## What is required
Run through the data and copy out every line that mentions the word "value".

[The data — start]

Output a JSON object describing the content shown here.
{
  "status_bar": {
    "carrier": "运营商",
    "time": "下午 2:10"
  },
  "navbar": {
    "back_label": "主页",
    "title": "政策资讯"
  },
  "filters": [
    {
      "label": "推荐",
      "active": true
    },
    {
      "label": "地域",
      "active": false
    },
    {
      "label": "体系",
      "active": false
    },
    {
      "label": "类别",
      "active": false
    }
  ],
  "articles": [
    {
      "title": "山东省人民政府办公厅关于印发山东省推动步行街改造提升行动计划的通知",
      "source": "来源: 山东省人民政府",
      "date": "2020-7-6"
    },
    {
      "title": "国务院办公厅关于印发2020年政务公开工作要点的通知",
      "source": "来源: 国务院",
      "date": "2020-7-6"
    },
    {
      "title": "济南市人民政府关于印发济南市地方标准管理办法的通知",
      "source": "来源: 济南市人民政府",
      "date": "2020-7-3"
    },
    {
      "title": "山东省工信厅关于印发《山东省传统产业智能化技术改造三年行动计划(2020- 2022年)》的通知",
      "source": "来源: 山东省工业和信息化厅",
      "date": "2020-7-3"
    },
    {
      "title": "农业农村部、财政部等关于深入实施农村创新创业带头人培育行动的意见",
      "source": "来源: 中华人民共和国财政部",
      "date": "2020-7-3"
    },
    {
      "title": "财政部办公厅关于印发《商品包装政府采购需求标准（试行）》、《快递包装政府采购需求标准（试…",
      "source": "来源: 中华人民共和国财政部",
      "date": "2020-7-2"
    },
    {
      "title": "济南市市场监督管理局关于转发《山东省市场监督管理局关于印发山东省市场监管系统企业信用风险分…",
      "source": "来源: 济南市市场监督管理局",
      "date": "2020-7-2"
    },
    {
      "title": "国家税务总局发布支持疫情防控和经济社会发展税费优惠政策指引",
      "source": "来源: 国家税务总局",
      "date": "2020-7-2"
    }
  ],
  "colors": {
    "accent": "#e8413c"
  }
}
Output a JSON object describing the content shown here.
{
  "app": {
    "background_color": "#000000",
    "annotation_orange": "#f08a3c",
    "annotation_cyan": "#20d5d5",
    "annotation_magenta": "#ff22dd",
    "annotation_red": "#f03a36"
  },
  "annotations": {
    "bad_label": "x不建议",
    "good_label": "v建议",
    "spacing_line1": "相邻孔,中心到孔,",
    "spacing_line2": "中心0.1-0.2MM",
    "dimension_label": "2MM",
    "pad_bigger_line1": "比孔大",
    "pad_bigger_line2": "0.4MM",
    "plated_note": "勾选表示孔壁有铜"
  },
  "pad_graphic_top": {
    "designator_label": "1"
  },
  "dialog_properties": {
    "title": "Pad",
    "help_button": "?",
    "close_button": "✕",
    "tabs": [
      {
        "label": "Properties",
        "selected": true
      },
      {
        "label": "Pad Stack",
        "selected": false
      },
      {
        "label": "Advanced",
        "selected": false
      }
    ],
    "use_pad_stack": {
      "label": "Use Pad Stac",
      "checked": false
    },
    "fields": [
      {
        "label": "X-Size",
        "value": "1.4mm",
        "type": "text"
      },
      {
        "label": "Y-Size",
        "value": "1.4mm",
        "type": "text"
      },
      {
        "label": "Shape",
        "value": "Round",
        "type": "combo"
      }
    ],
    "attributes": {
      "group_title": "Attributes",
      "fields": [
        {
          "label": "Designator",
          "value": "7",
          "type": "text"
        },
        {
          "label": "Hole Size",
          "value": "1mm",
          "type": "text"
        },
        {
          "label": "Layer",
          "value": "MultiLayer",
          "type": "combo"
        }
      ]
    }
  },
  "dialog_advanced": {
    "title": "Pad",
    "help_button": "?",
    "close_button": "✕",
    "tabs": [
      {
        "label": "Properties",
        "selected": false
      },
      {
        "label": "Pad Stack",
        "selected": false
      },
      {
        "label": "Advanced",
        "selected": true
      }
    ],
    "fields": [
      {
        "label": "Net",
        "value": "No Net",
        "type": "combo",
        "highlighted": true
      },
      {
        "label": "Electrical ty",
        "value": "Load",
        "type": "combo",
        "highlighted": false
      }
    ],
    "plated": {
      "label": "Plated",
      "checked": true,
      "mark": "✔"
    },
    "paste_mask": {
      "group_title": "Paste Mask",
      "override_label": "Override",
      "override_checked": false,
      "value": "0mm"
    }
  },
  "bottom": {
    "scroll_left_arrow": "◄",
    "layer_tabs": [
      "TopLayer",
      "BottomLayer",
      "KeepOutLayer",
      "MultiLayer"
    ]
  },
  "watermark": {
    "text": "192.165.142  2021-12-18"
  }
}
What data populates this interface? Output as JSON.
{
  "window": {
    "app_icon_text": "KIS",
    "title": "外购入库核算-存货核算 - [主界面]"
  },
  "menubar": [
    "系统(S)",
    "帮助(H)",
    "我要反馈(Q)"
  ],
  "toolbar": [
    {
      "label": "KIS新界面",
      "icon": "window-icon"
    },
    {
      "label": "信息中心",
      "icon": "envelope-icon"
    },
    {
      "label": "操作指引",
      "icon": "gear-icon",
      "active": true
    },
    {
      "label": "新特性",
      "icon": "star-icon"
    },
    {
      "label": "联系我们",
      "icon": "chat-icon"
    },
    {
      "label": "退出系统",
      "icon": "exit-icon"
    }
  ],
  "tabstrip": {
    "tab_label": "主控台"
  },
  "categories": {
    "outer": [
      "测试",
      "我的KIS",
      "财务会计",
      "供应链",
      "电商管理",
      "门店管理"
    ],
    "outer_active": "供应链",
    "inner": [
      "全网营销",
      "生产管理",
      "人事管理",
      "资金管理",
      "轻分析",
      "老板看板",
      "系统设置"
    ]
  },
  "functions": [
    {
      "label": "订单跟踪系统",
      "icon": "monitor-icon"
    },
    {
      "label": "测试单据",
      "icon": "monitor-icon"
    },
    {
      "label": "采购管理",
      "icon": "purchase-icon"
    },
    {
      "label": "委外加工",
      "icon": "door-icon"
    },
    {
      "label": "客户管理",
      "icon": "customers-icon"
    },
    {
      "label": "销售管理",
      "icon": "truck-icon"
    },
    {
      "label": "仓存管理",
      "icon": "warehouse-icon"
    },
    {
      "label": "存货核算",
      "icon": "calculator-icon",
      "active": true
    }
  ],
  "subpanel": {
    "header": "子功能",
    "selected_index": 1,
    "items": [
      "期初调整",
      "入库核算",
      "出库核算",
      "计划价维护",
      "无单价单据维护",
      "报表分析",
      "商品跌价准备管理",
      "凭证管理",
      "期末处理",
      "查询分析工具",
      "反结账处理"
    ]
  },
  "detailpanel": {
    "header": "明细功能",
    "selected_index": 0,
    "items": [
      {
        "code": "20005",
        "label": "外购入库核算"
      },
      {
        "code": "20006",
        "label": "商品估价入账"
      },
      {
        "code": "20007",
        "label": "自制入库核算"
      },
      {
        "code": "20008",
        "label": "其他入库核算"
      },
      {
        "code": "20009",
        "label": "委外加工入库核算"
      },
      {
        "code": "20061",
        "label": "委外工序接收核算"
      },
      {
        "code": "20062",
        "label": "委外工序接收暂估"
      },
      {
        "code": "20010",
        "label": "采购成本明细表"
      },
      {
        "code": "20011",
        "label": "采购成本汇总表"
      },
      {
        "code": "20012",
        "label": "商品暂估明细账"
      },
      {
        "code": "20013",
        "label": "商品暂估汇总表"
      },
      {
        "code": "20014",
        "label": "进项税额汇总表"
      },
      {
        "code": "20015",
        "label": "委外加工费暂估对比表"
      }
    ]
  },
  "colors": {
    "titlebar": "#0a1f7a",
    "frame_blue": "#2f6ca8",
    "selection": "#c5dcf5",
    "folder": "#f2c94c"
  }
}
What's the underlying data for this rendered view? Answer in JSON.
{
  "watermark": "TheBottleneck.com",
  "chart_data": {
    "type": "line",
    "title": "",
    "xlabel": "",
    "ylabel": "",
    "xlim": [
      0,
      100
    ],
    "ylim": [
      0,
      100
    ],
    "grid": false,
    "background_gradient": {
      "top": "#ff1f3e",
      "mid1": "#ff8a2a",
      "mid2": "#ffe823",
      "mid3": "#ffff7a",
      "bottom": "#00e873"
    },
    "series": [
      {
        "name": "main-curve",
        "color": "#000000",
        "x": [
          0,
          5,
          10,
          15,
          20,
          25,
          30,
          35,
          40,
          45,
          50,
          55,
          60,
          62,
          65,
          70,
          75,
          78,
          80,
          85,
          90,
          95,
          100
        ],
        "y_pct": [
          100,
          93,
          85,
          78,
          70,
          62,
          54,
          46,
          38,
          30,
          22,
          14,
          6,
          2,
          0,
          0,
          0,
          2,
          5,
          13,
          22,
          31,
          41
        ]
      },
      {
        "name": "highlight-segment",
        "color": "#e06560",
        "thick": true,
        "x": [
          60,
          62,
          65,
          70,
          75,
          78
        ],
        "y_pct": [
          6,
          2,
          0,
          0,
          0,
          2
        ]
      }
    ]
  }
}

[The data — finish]

## The completed task
        "value": "1.4mm",
        "value": "1.4mm",
        "value": "Round",
          "value": "7",
          "value": "1mm",
          "value": "MultiLayer",
        "value": "No Net",
        "value": "Load",
      "value": "0mm"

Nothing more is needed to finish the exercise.